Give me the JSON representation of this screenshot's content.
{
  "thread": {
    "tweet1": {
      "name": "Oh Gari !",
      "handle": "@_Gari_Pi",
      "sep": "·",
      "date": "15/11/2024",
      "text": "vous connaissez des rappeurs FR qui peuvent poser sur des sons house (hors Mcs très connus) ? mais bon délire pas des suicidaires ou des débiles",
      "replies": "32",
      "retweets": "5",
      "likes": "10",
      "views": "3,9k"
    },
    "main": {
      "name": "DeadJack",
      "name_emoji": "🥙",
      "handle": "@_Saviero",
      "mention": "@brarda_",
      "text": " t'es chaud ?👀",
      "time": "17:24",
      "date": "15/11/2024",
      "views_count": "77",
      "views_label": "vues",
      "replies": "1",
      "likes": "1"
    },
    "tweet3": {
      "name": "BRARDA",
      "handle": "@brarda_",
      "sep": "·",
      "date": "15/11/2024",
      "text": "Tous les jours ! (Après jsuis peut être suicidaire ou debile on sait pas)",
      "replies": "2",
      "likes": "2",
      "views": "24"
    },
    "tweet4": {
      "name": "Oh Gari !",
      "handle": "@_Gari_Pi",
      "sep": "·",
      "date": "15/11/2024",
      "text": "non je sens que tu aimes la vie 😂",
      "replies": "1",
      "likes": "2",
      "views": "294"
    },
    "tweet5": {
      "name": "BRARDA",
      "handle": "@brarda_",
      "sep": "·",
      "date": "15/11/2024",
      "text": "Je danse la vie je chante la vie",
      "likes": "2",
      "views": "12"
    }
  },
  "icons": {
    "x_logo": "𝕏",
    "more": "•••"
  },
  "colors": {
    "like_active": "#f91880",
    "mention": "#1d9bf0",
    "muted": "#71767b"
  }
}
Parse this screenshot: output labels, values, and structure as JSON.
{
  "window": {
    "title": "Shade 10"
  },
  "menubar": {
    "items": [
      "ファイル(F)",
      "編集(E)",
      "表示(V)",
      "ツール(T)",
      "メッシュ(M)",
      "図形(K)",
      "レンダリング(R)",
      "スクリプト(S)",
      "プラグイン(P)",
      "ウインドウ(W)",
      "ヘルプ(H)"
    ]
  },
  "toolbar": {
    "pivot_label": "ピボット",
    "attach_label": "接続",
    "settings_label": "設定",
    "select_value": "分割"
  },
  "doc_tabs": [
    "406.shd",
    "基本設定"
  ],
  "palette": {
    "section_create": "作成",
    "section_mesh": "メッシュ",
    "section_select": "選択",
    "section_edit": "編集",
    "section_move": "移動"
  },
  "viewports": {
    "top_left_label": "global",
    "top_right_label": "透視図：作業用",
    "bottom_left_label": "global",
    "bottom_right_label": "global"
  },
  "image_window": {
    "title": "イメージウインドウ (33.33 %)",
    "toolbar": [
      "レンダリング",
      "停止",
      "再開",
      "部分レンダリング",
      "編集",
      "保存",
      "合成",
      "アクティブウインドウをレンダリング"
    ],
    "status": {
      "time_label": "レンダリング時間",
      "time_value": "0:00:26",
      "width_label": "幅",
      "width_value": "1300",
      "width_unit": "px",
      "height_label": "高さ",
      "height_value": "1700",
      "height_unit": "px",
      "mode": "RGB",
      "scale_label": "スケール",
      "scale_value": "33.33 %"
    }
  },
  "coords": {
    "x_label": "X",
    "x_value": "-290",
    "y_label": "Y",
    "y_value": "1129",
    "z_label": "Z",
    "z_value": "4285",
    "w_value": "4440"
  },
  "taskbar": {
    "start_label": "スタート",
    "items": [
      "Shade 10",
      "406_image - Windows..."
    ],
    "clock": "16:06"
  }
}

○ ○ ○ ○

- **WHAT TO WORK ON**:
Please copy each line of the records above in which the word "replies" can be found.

- **SOLUTION FOR THIS PROBLEM**:
      "replies": "32",
      "replies": "1",
      "replies": "2",
      "replies": "1",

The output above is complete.